If you’re interested in helping adults learn in a variety of settings, then earning your masters in adult education may be a perfect option for you. You could play an important role in improving the lives of your students and helping them achieve their dreams. To get started, browse the listings below. Click on any of the sponsored listings to learn more about individual programs. This may include program description, curriculum, and admission requirements. Then, contact the school directly to request more information to find the perfect masters in adult education program for you!
Sources: [i]bls.gov/ooh/education-training-and-library/postsecondary-teachers.htm#tab-4 | [ii]bls.gov/ooh/education-training-and-library/adult-literacy-and-ged-teachers.htm#tab-6
Northcentral UniversityMaster of Education - Adult Learning and Workforce Education
Colorado State UniversityAdult Education and Training (AET)
Capella UniversityMS - Adult Education
Marshall UniversityAdult and Technical Education
Ball State UniversityMaster of Arts in Adult and Community Education
Indiana University Of PennsylvaniaAdult Education and Communications Technology track
University of LouisvilleOccupational Training and Development
Fordham UniversityAdult Education and HR Development
Northern Illinois UniversityAdult Education
North Carolina A&T State UniversityAdult Education
University College of Saint Mark and Saint John, TheEducation
Kansas State UniversityAdult and Continuing Education Master's
Northwestern Oklahoma State UniversityAdult Education Management and Administration
Park UniversityMaster of Education in Adult Education
Mount Saint Vincent UniversityLiteracy Education Adult Education
The University of Southern MississippiEducational Leadership, Administration and Supervision Adult Education
Northwestern State University of LouisianaeNSU

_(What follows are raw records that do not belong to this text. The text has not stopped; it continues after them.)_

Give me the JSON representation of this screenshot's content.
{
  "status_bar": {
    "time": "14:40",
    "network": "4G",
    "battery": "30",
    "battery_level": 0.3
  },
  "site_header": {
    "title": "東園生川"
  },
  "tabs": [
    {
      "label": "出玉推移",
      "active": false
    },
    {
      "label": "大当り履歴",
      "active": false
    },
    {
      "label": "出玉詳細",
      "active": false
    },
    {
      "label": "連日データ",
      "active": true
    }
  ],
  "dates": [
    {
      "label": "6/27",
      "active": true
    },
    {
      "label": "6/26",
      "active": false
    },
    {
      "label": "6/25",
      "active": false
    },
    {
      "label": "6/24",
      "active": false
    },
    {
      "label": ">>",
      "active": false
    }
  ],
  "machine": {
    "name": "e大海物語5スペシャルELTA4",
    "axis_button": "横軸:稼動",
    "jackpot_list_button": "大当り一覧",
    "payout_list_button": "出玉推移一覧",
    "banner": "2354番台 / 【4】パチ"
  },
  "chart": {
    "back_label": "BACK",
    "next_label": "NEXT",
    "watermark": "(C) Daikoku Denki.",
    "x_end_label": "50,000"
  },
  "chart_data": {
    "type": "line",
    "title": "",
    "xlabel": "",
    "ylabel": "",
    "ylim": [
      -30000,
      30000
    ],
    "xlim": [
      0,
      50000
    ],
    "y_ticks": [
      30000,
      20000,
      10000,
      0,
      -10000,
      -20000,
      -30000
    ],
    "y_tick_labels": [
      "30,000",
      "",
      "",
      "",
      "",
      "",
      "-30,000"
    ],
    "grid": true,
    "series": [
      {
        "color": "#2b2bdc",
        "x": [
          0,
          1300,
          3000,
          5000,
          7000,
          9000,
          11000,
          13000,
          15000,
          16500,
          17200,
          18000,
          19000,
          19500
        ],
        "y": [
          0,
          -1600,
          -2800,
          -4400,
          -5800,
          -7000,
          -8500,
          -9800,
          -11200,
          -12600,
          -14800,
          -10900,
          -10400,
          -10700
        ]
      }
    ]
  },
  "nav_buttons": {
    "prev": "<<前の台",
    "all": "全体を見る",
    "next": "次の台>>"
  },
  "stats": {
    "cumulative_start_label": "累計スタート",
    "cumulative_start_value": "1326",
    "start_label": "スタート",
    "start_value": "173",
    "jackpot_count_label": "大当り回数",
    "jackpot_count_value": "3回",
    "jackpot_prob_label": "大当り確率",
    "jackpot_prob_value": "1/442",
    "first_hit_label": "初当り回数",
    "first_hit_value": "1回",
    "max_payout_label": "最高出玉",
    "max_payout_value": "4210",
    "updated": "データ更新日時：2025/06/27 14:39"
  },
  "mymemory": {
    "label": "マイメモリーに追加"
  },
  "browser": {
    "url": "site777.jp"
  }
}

James Madison UniversityAdult Education and Human Resource Development (M.S.Ed.)
San Francisco State UniversityAdult Education
University of Southern MaineAdult Education
University of IdahoAdult/Organizational Learning and Leadership
Valdosta State UniversityAdult & Career Education: Ed.D. Alternative Certification Track (ACT) Program: M.A.T.
University of Missouri - ColumbiaEducational Leadership and Policy Analysis
University of GeorgiaAdult Education
University of StrathclydeCommunity Education
Oregon State UniversityAdult Education
University of Missouri - St LouisAdult and Higher Education
University of Rhode IslandAdult Education
Western Washington UniversityContinuing and College Education
Catholic University of EichstattAdult Education